Mon, 7 January 2013
One of the great consolations(1) of the end of the year is a New Year's Eve party. We don't always go to a party on New Year's Eve. Sometimes we prefer to stay at home, by the fire, with good food and drink, family and maybe a few friends, and welcome the new year quietly. This December 31st, however, was different. We were invited to two parties, and we decided to go to both of them. The first was quiet and relaxed. A friend of mine, Barbara, was hosting(2) it, and she had decided that it should only be two hours long. It went from five o'clock until seven(3). She has two small children and wanted to be able to put them in bed by eight o'clock, which I understand. So, it was an unusual party, short and sweet(4). "The party will finish when it's New Year's in Sao Paolo" she joked. The next party was quite different. There were lots of people, lots of noise, food, music, drink, and games. This felt like a celebration. I bumped(5) into a few people I knew, and we caught up with eachother. Then the hostess of the party announced that we all had to go outside. There was a large wooden fire burning in a round fire pit; people were standing around it keeping warm. Large, colored paper rectangles were handed out to groups of three or four people. They gently opened them, and I could see that they were tissue paper (6)bags. But they weren't just bags. These groups of people then held them upside down and lit a pad(7) of paper that was attached to a small wire frame. The paper had some kind of flamable fluid in it that burned well, and filled the paper bags, or lanterns with hot air. After a few minutes each lantern lifted slowly into the air and we all cheered and clapped. It was a beautiful sight. About seventeen of them, of different colors, floated up into the night's sky. We were all moved by the scene; it seemed to symbolize part of us leaving, and new hopes rising, a silent prayer for the New Year.
1. 'Consolation' is a noun that means a 'benefit' or 'positive element that makes up for negative ones'.
a. He didn't win; he was second in the race. However, he got $2000 which was a great consolation.
b. We missed our plane, and got home late. Our only consolation was that there was no traffic.
2. 'To host' means to organise an event, and to be in charge of the location.
a. Toyota will be hosting an international party celebrating clean energy cars.
b. I'm going to host a surprise party for my best friend.
3. Often with expressions of time, we miss out the word 'o'clock'.
a. The movie starts at five thirty and finishes at seven.
b. We'll leave at six o'clock, so we should arrive at their place by eight.
4. 'Short and sweet' could be a literal description, but it is often used figuratively as 'conveniently brief and to the point'.
a. My doctor's appointment was short and sweet.
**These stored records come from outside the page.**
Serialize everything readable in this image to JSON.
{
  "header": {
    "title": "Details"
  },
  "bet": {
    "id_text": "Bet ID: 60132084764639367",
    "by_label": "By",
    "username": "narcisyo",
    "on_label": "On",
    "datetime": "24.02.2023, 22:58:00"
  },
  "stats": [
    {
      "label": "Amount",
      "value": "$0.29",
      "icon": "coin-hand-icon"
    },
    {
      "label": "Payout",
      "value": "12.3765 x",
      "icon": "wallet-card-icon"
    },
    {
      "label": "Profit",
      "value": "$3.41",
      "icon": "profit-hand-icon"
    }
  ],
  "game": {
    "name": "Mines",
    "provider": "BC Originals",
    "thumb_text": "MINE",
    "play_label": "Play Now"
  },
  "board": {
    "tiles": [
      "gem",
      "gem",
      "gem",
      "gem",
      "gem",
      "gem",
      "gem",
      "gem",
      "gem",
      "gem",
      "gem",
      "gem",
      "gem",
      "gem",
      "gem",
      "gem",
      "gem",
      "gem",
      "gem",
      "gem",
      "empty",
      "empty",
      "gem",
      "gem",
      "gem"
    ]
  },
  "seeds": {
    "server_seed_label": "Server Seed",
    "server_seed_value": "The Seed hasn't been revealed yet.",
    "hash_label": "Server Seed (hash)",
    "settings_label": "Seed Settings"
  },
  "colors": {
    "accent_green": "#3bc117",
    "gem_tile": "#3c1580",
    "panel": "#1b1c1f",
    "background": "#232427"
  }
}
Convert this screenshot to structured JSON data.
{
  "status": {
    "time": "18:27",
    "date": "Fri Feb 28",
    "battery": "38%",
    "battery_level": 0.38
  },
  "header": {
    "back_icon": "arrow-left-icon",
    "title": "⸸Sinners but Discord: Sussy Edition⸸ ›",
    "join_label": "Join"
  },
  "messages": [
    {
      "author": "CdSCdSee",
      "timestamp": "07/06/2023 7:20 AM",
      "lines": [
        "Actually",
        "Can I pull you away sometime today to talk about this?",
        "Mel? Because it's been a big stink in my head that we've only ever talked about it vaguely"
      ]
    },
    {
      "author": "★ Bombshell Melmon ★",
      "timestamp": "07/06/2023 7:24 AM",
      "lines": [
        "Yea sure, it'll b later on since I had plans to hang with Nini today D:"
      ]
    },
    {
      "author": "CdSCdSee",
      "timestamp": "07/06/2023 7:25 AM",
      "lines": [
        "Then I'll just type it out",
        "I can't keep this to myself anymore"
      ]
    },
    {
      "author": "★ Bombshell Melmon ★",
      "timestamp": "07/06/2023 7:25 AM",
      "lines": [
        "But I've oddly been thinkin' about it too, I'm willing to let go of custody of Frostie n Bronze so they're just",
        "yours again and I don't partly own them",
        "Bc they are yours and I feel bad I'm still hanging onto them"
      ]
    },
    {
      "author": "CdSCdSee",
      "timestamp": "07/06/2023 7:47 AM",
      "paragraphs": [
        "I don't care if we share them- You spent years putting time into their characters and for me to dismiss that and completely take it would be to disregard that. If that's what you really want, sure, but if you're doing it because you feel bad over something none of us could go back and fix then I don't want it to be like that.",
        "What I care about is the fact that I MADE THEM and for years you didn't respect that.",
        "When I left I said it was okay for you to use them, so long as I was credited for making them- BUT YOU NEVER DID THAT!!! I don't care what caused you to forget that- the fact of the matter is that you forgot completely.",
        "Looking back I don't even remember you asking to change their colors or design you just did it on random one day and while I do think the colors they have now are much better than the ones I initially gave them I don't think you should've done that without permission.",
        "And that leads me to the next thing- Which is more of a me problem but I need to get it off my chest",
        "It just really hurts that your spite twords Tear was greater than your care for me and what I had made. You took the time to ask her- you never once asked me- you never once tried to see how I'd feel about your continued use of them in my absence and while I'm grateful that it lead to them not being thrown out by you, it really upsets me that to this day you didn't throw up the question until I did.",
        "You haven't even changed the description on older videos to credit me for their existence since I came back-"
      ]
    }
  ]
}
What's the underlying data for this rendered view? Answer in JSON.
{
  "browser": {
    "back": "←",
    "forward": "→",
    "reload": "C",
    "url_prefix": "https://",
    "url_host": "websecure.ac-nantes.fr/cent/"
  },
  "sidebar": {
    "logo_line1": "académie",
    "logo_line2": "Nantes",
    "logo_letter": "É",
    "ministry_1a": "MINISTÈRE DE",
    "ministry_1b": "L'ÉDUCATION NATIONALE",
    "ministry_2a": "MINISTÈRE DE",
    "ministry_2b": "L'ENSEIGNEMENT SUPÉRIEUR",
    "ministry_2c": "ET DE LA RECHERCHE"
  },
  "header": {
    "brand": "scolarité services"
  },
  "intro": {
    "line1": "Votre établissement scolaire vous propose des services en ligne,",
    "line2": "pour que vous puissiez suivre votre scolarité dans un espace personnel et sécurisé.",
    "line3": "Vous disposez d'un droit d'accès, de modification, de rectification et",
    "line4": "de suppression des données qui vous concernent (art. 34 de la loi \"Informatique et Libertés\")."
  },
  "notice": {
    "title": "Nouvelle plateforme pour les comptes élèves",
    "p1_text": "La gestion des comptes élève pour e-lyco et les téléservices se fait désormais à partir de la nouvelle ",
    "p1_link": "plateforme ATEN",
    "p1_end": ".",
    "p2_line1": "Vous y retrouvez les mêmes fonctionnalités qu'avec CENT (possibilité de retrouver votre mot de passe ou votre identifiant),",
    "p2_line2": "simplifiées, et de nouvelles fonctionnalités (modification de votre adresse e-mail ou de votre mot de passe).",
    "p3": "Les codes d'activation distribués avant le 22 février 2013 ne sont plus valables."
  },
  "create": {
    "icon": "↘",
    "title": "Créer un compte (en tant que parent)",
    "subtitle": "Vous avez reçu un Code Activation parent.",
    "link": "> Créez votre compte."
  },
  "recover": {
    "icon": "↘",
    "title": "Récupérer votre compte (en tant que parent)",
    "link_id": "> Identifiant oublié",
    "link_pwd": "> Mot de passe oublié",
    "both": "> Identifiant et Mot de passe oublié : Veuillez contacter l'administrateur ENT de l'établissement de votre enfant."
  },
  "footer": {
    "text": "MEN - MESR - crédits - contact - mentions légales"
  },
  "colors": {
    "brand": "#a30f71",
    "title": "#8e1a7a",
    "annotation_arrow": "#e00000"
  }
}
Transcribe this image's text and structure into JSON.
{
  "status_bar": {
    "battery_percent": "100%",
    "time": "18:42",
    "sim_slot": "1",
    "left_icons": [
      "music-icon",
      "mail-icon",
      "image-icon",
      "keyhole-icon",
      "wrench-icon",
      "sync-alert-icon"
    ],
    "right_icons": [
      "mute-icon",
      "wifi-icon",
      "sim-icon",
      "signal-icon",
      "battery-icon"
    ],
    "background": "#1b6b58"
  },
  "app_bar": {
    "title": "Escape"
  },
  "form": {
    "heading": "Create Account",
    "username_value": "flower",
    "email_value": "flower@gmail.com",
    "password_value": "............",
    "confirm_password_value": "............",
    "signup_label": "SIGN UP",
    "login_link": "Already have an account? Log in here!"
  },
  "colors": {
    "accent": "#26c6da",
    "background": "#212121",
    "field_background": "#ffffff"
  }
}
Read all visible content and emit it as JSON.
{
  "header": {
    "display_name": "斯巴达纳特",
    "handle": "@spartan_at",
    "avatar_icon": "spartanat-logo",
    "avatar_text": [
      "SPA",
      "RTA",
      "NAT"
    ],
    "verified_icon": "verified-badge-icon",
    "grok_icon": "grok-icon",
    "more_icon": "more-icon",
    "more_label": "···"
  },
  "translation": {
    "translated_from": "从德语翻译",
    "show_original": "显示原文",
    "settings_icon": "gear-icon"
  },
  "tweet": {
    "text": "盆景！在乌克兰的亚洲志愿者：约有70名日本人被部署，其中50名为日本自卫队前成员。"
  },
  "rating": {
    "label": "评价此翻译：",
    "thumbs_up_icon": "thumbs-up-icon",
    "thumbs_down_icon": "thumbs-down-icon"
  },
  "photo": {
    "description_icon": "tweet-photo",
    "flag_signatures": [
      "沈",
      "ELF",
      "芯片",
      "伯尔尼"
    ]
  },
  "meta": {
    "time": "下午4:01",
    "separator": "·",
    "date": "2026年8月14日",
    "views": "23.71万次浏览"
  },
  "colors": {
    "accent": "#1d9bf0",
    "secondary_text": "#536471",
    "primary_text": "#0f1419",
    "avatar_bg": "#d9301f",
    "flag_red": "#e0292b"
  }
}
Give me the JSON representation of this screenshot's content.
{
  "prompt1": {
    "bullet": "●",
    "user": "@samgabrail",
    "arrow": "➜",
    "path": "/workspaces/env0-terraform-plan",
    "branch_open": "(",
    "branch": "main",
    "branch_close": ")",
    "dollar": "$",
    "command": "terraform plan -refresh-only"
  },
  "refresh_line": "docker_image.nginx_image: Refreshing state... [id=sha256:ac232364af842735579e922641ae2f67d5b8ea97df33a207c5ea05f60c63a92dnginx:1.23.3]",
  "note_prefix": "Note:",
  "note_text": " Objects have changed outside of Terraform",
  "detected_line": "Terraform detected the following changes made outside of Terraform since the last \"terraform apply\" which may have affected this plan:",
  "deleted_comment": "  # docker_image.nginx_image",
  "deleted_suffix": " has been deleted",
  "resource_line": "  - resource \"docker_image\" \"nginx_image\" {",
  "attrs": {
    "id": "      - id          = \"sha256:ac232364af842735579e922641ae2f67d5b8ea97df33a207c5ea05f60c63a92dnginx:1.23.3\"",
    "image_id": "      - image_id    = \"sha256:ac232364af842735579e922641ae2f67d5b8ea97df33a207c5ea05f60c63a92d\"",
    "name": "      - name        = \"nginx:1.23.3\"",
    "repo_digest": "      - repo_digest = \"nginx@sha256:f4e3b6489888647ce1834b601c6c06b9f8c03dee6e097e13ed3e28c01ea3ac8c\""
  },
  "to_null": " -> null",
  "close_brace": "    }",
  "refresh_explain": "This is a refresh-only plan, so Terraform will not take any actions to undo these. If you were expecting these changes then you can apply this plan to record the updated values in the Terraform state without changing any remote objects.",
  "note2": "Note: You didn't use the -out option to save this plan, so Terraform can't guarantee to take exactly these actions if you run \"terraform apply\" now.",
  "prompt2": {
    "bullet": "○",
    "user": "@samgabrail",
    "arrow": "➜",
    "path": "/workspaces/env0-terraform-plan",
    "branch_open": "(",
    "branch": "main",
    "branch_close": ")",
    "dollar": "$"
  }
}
She answered all my questions and explained everything without going on and on.
b. "Did you get your wall painted?"
"Yes, thanks. The project was short and sweet."
5. 'To bump into someone' can mean the literal act of knocking into someone, but it often means to meet someone by chance.
a. I was coming out of Safeway, and I bumped into my neighbor.
b. You'll never guess who I bumped into...my ex-husband.
6. 'Tissue paper' is a very fine, very breakable paper that is often used to fill up a gift bag.
a. Fill the bag with tissue paper so the present inside doesn't move around.
b. You can use tissue paper for many craft projects.
7. The word 'pad' has several meanings. 'A pad of paper' is like a small book of paper, pad being like a block. 'Pad' is also slang for a house/home. And 'cotton pads' are often used to cover injuries that have bled.
a. I need to buy each of my children 6 pads of writing paper for school.
b. Hey, this is a nice pad. How long have you lived here?
c. In the hospital they put cotton pads on his injuries and held them in place with bandages.